Component data from apps and pages
◆ ◆ ◆ ◆ ◆ ◆ ◆
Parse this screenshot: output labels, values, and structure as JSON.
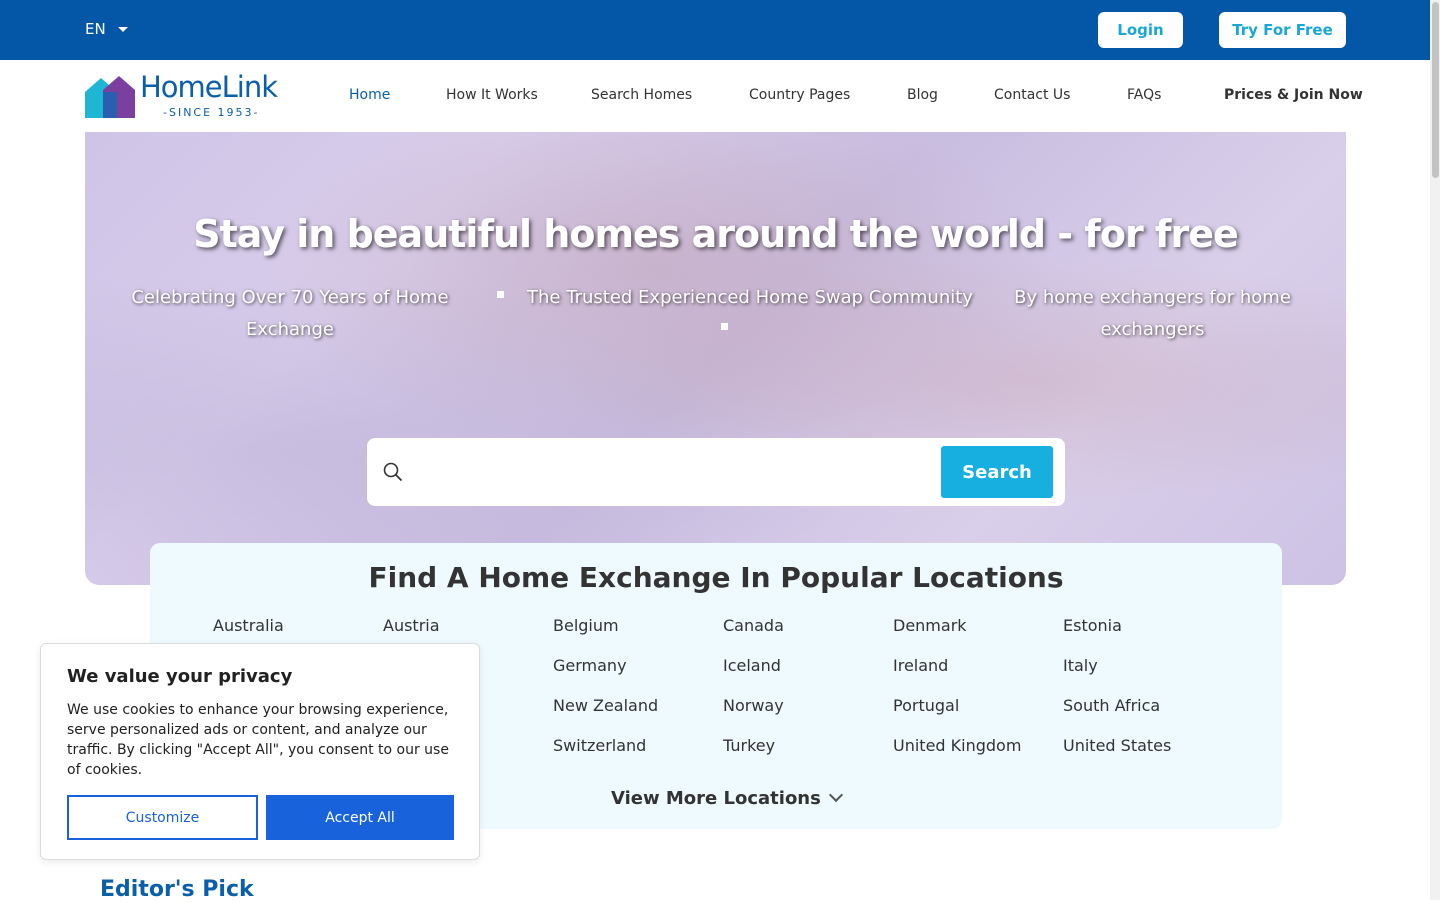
{
  "topbar": {
    "language": "EN",
    "login_label": "Login",
    "try_label": "Try For Free"
  },
  "logo": {
    "name": "HomeLink",
    "since": "-SINCE 1953-"
  },
  "nav": {
    "items": [
      "Home",
      "How It Works",
      "Search Homes",
      "Country Pages",
      "Blog",
      "Contact Us",
      "FAQs",
      "Prices & Join Now"
    ]
  },
  "hero": {
    "title": "Stay in beautiful homes around the world - for free",
    "taglines": [
      "Celebrating Over 70 Years of Home Exchange",
      "The Trusted Experienced Home Swap Community",
      "By home exchangers for home exchangers"
    ]
  },
  "search": {
    "placeholder": "",
    "button_label": "Search"
  },
  "locations": {
    "title_prefix": "Find A Home Exchange In ",
    "title_bold": "Popular Locations",
    "countries": [
      "Australia",
      "Austria",
      "Belgium",
      "Canada",
      "Denmark",
      "Estonia",
      "Germany",
      "Iceland",
      "Ireland",
      "Italy",
      "New Zealand",
      "Norway",
      "Portugal",
      "South Africa",
      "Switzerland",
      "Turkey",
      "United Kingdom",
      "United States"
    ],
    "view_more_label": "View More Locations"
  },
  "editors_pick": "Editor's Pick",
  "cookie": {
    "title": "We value your privacy",
    "text": "We use cookies to enhance your browsing experience, serve personalized ads or content, and analyze our traffic. By clicking \"Accept All\", you consent to our use of cookies.",
    "customize_label": "Customize",
    "accept_label": "Accept All"
  },
  "colors": {
    "topbar": "#0357a6",
    "brand_blue": "#0b5fa8",
    "accent_cyan": "#17afe0",
    "cookie_blue": "#1863dc"
  }
}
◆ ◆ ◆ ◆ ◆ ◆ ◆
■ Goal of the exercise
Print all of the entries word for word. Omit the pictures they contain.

■ Response
Parse this screenshot: output labels, values, and structure as JSON.
{
  "topbar": {
    "language": "EN",
    "login_label": "Login",
    "try_label": "Try For Free"
  },
  "logo": {
    "name": "HomeLink",
    "since": "-SINCE 1953-"
  },
  "nav": {
    "items": [
      "Home",
      "How It Works",
      "Search Homes",
      "Country Pages",
      "Blog",
      "Contact Us",
      "FAQs",
      "Prices & Join Now"
    ]
  },
  "hero": {
    "title": "Stay in beautiful homes around the world - for free",
    "taglines": [
      "Celebrating Over 70 Years of Home Exchange",
      "The Trusted Experienced Home Swap Community",
      "By home exchangers for home exchangers"
    ]
  },
  "search": {
    "placeholder": "",
    "button_label": "Search"
  },
  "locations": {
    "title_prefix": "Find A Home Exchange In ",
    "title_bold": "Popular Locations",
    "countries": [
      "Australia",
      "Austria",
      "Belgium",
      "Canada",
      "Denmark",
      "Estonia",
      "Germany",
      "Iceland",
      "Ireland",
      "Italy",
      "New Zealand",
      "Norway",
      "Portugal",
      "South Africa",
      "Switzerland",
      "Turkey",
      "United Kingdom",
      "United States"
    ],
    "view_more_label": "View More Locations"
  },
  "editors_pick": "Editor's Pick",
  "cookie": {
    "title": "We value your privacy",
    "text": "We use cookies to enhance your browsing experience, serve personalized ads or content, and analyze our traffic. By clicking \"Accept All\", you consent to our use of cookies.",
    "customize_label": "Customize",
    "accept_label": "Accept All"
  },
  "colors": {
    "topbar": "#0357a6",
    "brand_blue": "#0b5fa8",
    "accent_cyan": "#17afe0",
    "cookie_blue": "#1863dc"
  }
}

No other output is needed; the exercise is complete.